Bijan Tehrani:Congratulations on a wonderful 2008 festival. How was this year? Did you see any progress made from 2007?
Roger Durling (Director of Santa Barbara International Film Festival): Well, it definitely felt bigger to me in every which way. We had far more films screened than we had in the past and far more countries represented. There were forty-six countries represented in the festival. We had far more filmmakers in attendance from different countries so it definitely, to me, seemed bigger. Despite the rain—we had several rainy days where we had to turn people away at screenings in which we were at capacity. I mean, it feels good it and it feels like it has definitely grown.
BT: With the growth of the presence of international cinema at the festival, was this because of audience demand or was it a goal of the festival to create a focus on international cinema?
RD: It was a focus of the festival, definitely. We have seen a growing demand on foreign films in every way. We emphasized this year Eastern European films, and the Latino section in the festival has been expanded. Since I took over the film festival five years ago, I have been taking the international part of the festival very seriously. We’ve made a big effort to expand that section.
BT: How has this festival helped filmmakers from other countries by screening their films?

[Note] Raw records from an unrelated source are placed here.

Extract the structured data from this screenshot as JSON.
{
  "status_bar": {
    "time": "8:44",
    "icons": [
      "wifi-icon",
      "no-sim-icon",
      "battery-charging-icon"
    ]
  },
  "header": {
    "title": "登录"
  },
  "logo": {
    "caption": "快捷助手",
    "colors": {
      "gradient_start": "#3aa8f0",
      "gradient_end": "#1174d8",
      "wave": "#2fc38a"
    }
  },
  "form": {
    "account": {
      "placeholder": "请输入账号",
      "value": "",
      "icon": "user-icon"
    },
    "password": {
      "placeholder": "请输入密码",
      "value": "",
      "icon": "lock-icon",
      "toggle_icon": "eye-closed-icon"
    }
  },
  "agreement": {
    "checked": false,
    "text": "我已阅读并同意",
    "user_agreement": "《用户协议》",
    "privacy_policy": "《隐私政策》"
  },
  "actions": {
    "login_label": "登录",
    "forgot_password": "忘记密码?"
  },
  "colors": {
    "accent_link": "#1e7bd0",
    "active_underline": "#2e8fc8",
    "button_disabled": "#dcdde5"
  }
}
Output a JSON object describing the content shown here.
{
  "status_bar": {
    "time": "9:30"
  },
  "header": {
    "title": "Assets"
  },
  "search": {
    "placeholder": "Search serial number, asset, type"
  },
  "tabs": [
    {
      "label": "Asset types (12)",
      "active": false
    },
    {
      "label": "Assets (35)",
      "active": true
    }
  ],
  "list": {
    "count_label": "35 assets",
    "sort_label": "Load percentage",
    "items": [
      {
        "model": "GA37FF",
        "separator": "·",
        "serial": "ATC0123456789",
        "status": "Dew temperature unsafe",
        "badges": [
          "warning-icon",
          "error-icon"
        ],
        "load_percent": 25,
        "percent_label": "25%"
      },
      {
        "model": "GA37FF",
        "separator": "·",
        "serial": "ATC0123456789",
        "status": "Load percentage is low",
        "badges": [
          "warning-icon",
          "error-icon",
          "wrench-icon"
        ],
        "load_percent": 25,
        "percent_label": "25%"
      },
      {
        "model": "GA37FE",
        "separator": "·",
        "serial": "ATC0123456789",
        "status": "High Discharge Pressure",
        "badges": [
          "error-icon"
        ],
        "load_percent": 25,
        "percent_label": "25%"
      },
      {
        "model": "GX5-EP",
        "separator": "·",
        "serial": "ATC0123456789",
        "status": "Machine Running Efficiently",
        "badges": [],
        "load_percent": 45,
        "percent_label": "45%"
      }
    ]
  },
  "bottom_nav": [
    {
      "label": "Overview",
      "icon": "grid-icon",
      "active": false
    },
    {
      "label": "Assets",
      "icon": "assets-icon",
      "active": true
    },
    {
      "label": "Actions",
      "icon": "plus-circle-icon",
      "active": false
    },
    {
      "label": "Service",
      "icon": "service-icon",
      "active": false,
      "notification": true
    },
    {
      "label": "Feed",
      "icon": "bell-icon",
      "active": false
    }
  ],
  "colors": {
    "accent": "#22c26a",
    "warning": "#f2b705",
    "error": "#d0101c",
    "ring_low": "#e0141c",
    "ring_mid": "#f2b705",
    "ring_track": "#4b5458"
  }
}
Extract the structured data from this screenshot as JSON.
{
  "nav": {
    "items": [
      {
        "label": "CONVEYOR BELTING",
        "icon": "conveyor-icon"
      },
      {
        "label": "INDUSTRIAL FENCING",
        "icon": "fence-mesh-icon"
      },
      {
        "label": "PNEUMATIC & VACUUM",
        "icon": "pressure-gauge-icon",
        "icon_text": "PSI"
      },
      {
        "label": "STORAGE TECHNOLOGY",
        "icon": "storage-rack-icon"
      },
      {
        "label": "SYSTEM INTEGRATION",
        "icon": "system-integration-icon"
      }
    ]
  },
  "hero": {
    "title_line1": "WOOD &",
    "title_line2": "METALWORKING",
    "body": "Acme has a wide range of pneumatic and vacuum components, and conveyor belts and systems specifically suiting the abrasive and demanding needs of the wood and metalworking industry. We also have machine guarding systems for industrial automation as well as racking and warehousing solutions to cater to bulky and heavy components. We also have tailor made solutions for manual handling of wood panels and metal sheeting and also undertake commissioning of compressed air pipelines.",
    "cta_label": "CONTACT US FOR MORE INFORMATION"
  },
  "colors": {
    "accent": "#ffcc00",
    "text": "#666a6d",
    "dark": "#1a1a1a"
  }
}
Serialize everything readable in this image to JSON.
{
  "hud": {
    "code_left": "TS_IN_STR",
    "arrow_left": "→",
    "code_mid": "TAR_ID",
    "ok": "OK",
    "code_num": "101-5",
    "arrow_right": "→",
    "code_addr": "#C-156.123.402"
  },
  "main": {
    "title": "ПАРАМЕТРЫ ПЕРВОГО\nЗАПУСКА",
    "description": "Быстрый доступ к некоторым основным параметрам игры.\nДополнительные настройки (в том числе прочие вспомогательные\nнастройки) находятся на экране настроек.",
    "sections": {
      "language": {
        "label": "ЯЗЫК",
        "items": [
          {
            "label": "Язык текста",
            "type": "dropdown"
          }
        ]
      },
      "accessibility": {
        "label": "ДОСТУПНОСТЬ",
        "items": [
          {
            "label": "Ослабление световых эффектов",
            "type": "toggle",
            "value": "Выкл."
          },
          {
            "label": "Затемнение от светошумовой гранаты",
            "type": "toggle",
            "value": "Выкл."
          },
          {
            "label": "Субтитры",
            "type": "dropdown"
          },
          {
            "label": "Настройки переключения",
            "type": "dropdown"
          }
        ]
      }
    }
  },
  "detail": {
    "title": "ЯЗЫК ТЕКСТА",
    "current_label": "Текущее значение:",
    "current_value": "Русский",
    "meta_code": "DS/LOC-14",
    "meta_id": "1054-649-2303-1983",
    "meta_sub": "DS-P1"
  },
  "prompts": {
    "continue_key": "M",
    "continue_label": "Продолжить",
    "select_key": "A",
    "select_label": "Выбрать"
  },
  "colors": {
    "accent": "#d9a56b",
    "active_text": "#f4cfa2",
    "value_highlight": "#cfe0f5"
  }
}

RD: We tend to pick films that have not been in the festival circuit too much. I am going to use the example of the film that won Best Foreign film this year, Beautiful Bitch from Germany. It was the U.S. premiere and it has barely been seen in festivals, and it won. Now it is off to Berlin and off to different festivals. The filmmaker was here and he was very happy because it was exposure that he normally wouldn’t have received for this small film from Germany. I feel good about that. We’re not a market film festival like Sundance; we are more of a showcase where we feature these films that normally wouldn’t have had light shined upon them. They are not going to be shown here in our local DVD store or Netflix. This is a good chance for them to get seen.
BT: How much do you think it will help the American filmmakers, and students especially, to see work from other countries?
RD: Absolutely. It helps students big-time. We have a big educational aspect to the film festival. There was a film festival class, and there were hundreds of kids attending the festival. We bussed 3,000 kids from the neighboring schools on the mornings of the festival and made the films accessible. On the weekends, for free, families were able to attend early showings at 9 a.m. screenings of the festival. I don’t know if you noticed, but during the red carpet event there was this teen press. Kids were interviewing and they had been doing it throughout the festival. The kids were hands-on in interviewing filmmakers and stars that were here at the festival.
BT: Did you have any type of tribute to international filmmakers or did you have any in the past?
RD: We had Javier Bardem this year. He is one of the biggest European and international stars. The focus when it comes to tributes is attached to Academy nominees and that is basically why we have gotten so much media attention; we open two days after the Academy nominations are announced and that is why people like Cate Blanchett, Javier Bardem, and Tommy Lee Jones were featured in the festival. That is basically our signature—but I love international cinema. I am from Panama and I was born and raised there, so I love international cinema. However, our tributes are focused on academy award nominees and Javier Bardem also happens to fit into that niche.
BT: At Cinema Without Borders, we admire the taste of the festival in regards to the international films that are chosen. Some of the international films that you choose are great films that have not been picked by any other festival so they have not had a chance of being seen at other venues. Other festivals try to bring in films that have been showcased at Cannes and Berlin but I think last year you had films from the Czech Republic, and this year from other countries that have had no other chance if they are not showcased here.
RD: That is a goal of ours to bring films that are not in the festival circuit. I am not interested in showing you the film that is the Academy Award submission from that country, but I want that rare, small, deserving, film from Poland that audiences should be aware of. I am glad you feel that way. We are very proud of that. The Latin American films and Spanish films that we showcase are not very mainstream in the festival circuit. I tell my programmers that it is not our job to feed into a certain audience’s taste, but to broaden the audience’s horizons and open them up to new things; you know, being in the forefront as opposed to catering to specific tastes.
BT: What do you hope for the next year?
RD: We’ll continue what we do. The whole aspect of the celebrity tributes that we do, brings us sponsors and media attention and with that comes financial health. I use that money to bring more international directors to showcase their films and be here during the film festival. I hope to continue growing the festival in stature and bring more directors over. The festival definitely has room to grow. Last year, we were named one of the Top Fifty Film Festivals by “Variety” Magazine and there were only twelve Americans in that list. I just wish to continue to grow the festival’s prestige.
BT: What do you think about Cinema without Borders?
RD: I really like Cinema Without Borders’ interviews. Most of the websites that cover film focus too much on American Cinema, movie stars, and gossip. To me, it’s refreshing to see a website that dedicates itself, truly, to international cinema and news that is more about directors, writers, and what’s going on in international—and world cinema—for real.
BT: Thank you! I wish you great success in the future.